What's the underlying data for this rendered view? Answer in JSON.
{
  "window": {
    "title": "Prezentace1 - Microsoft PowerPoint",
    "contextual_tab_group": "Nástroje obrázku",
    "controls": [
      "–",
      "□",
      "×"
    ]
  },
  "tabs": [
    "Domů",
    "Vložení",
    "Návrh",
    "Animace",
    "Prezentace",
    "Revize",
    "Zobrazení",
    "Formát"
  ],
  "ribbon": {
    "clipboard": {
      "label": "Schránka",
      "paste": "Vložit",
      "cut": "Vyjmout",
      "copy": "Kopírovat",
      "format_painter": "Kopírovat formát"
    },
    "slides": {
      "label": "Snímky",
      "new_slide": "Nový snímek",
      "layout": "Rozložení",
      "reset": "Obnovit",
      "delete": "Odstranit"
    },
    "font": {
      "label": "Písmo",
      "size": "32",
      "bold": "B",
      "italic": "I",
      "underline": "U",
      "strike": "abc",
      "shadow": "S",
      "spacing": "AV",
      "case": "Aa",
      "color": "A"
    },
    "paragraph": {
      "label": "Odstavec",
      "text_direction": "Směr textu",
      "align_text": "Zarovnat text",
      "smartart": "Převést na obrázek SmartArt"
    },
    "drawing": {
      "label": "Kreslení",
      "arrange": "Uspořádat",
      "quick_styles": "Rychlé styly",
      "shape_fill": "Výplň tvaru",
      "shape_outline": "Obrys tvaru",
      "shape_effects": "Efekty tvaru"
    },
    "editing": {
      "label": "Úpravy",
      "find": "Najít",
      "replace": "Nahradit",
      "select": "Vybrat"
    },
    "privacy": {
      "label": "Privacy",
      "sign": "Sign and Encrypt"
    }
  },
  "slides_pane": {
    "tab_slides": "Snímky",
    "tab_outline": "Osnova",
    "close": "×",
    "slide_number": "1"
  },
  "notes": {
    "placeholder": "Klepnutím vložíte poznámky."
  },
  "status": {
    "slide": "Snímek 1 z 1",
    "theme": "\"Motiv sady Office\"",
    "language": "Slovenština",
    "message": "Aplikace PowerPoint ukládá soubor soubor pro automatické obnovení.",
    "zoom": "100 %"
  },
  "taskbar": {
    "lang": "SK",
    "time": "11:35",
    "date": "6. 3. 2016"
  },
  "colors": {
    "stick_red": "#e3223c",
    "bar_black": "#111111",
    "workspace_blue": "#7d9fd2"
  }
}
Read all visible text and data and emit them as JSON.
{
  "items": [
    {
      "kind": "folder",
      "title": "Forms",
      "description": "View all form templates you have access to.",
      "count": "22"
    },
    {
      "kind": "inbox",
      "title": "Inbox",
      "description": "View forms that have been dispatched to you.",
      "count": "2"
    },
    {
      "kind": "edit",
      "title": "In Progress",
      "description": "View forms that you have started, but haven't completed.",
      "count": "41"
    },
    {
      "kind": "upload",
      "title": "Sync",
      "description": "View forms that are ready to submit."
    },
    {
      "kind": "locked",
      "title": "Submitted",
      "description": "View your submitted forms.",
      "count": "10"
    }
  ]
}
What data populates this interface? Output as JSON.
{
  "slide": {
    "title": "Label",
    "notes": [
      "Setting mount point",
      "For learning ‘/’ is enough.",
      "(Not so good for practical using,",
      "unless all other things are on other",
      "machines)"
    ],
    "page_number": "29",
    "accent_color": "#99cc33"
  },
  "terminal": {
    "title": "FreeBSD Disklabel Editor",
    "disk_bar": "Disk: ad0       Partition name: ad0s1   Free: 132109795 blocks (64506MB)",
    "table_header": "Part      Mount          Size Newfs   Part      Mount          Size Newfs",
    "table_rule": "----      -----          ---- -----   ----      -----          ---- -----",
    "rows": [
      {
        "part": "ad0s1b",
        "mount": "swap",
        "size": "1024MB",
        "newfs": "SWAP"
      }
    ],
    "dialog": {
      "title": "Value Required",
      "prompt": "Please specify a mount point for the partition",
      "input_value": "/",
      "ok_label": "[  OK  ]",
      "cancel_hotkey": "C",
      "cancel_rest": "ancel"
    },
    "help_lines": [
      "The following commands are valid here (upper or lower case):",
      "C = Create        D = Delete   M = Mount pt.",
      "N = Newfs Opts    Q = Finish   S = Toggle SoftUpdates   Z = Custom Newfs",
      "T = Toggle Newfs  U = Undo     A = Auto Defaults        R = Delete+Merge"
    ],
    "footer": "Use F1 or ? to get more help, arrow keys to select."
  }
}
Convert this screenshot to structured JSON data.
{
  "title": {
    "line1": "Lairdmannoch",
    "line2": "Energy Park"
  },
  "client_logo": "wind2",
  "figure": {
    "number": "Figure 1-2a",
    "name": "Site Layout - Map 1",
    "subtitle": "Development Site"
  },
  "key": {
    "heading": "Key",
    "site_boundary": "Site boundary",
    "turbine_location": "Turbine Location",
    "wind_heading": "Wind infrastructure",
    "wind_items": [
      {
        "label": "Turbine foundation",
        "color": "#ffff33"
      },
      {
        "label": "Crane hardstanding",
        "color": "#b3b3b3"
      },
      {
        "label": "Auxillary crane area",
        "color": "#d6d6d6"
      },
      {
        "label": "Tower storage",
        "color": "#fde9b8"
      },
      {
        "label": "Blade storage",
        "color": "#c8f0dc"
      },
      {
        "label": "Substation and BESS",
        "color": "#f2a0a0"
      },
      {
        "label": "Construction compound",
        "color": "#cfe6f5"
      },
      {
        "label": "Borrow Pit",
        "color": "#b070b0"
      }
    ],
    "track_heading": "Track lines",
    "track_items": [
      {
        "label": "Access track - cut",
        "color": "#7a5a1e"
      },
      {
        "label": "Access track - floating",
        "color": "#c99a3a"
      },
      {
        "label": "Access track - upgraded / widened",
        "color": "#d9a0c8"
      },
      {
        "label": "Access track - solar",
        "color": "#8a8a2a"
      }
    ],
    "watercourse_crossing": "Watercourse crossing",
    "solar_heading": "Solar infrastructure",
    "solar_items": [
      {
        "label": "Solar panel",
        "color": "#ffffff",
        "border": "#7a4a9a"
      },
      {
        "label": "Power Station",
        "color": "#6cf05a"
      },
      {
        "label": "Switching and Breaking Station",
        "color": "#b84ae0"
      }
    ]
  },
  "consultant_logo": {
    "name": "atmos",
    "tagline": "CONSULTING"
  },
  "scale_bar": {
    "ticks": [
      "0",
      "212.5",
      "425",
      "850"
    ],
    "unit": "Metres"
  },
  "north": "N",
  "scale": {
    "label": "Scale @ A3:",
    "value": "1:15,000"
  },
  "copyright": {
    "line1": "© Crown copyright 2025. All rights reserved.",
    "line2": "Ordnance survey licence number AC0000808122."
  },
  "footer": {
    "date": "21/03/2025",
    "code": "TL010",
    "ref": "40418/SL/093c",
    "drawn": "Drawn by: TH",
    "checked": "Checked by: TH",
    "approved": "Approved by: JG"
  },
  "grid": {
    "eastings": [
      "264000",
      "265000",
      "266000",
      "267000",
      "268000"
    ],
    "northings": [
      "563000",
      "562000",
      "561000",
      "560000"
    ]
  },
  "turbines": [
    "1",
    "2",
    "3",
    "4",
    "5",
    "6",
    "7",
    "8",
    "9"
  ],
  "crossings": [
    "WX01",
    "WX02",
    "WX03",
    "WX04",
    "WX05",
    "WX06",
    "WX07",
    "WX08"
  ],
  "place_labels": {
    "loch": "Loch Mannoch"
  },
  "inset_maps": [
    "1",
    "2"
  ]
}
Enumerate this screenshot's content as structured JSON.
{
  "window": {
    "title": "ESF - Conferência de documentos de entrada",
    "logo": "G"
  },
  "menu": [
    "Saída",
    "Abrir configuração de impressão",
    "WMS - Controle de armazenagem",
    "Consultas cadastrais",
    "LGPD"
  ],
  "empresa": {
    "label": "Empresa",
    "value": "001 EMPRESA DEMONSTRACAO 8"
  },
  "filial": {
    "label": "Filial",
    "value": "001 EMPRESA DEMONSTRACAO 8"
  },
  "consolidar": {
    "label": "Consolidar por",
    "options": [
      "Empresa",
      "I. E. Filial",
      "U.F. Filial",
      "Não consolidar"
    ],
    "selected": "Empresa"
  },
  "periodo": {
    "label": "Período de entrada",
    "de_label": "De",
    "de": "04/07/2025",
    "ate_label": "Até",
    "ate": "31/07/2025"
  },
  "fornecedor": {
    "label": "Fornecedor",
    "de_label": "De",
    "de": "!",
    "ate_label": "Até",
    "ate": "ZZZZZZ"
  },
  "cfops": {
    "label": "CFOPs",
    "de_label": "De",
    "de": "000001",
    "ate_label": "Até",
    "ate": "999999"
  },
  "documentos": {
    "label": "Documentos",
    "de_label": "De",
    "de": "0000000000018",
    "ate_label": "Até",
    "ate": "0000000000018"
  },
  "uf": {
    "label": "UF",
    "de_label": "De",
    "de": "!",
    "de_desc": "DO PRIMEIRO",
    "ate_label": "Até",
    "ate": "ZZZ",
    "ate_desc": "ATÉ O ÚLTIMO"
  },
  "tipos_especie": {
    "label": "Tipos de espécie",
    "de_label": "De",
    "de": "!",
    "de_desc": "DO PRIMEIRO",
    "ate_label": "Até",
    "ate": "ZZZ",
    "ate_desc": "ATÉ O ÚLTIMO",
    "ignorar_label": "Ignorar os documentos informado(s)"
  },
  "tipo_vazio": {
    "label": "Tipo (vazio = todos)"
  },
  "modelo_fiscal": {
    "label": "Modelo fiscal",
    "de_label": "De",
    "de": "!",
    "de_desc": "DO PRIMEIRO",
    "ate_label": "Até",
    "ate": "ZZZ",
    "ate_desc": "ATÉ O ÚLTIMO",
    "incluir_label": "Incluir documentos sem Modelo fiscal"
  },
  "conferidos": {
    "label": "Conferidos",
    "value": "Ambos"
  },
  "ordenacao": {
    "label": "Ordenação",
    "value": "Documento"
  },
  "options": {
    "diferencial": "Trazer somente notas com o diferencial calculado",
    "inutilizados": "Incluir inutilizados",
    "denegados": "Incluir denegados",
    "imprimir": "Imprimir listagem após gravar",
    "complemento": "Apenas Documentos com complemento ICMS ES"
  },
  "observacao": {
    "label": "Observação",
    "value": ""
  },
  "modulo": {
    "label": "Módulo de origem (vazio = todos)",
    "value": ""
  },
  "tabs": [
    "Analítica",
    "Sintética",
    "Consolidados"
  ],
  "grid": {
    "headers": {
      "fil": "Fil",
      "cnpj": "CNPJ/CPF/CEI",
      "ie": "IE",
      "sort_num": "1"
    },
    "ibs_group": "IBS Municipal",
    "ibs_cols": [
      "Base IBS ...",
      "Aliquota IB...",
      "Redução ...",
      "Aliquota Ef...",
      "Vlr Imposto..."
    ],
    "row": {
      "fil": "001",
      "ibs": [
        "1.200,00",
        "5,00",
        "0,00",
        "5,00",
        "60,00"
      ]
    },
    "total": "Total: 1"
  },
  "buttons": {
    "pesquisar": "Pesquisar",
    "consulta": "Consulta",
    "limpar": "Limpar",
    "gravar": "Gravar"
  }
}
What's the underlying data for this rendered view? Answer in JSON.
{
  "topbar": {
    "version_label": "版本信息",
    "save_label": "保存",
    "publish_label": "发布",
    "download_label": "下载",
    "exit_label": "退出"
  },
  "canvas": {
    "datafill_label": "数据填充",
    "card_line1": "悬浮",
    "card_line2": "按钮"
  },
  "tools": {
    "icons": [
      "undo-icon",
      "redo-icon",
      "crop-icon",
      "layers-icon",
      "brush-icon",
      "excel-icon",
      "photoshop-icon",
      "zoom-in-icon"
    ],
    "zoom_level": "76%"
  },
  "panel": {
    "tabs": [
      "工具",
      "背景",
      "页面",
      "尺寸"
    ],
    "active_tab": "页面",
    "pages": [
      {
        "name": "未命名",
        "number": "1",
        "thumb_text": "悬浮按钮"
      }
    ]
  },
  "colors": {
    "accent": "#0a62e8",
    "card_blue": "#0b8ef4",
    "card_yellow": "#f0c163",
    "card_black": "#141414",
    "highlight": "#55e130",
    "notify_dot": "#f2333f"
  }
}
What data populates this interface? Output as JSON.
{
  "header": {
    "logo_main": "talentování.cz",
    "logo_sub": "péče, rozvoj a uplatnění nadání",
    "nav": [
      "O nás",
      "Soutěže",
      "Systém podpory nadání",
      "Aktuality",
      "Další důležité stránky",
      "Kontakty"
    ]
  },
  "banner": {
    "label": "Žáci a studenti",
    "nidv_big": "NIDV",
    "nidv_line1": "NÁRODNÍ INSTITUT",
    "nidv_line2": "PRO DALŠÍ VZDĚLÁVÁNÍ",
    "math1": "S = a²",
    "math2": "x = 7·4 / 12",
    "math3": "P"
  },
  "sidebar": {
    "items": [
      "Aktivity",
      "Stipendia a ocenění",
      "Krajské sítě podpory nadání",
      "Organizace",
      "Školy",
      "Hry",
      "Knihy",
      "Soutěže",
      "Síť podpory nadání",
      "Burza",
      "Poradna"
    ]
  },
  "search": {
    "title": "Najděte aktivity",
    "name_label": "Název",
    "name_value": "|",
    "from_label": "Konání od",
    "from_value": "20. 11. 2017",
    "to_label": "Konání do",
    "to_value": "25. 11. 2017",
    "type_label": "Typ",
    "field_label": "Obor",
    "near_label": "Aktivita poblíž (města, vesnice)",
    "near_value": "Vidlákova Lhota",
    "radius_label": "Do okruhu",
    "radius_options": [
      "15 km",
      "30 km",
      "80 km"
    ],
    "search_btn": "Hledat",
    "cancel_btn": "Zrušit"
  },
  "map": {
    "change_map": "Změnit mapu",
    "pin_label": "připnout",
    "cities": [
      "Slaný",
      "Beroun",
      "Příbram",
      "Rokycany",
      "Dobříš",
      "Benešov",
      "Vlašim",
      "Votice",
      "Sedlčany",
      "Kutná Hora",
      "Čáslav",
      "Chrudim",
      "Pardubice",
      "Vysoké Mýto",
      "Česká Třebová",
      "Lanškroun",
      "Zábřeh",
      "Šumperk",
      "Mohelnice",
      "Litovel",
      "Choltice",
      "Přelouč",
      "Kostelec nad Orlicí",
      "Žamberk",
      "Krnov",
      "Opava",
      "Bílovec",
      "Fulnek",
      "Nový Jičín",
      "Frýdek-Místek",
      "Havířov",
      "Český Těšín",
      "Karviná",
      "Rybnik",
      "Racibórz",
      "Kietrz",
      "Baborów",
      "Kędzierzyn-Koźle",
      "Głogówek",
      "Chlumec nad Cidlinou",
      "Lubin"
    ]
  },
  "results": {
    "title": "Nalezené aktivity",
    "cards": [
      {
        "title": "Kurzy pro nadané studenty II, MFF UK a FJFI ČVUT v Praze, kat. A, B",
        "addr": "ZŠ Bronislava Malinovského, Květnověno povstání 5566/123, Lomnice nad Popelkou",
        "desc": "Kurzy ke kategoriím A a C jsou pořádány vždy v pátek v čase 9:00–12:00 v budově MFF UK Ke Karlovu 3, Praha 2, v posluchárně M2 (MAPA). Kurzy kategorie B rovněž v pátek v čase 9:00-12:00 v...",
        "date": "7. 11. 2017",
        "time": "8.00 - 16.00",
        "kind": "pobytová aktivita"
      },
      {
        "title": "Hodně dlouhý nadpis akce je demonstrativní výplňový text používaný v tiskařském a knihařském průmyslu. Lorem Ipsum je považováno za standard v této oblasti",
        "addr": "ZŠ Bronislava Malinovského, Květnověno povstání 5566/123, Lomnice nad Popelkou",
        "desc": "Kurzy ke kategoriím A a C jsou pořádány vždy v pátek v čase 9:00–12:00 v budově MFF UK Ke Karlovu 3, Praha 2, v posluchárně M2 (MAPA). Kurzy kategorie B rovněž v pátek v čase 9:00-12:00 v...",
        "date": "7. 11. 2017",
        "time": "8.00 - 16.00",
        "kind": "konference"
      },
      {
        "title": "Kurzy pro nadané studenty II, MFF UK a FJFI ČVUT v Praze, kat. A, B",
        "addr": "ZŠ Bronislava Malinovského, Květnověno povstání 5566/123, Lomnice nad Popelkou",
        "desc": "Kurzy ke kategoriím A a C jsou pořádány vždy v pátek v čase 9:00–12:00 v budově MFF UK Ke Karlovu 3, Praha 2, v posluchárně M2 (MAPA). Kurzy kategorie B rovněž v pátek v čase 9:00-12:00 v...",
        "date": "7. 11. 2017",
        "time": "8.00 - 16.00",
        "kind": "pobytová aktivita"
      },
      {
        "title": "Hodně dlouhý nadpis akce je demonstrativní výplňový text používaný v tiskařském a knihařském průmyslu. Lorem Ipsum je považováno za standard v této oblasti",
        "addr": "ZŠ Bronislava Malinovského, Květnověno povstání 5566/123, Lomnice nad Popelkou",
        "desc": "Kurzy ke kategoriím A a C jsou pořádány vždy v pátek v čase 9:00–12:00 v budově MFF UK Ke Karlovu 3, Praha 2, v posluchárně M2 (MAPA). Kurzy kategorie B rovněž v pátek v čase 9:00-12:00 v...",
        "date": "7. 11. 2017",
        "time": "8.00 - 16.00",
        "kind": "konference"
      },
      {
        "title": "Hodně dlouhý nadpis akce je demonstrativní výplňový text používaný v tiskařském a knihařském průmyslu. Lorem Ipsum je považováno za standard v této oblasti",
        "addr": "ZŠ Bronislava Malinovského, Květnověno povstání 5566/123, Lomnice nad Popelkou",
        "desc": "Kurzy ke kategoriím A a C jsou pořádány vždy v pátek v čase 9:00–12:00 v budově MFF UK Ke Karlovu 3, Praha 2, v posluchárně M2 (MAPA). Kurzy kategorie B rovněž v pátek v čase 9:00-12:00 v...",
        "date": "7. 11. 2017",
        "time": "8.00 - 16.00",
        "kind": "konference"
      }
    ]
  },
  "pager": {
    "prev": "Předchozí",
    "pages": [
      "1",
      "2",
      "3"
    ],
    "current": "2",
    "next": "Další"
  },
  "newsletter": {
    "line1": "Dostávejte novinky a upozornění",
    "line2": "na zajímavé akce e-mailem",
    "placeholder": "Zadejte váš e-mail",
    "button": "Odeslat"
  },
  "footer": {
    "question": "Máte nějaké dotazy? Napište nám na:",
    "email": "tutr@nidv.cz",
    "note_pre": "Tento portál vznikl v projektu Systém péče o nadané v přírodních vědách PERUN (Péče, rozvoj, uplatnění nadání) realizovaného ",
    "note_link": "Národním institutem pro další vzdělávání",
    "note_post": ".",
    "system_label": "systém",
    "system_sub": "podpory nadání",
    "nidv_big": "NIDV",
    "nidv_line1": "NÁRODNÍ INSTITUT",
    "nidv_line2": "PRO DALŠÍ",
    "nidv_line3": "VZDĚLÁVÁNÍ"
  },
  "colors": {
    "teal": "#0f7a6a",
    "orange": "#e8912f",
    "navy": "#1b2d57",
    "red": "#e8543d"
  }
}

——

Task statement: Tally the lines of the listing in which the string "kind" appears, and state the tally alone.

Output for this task: 10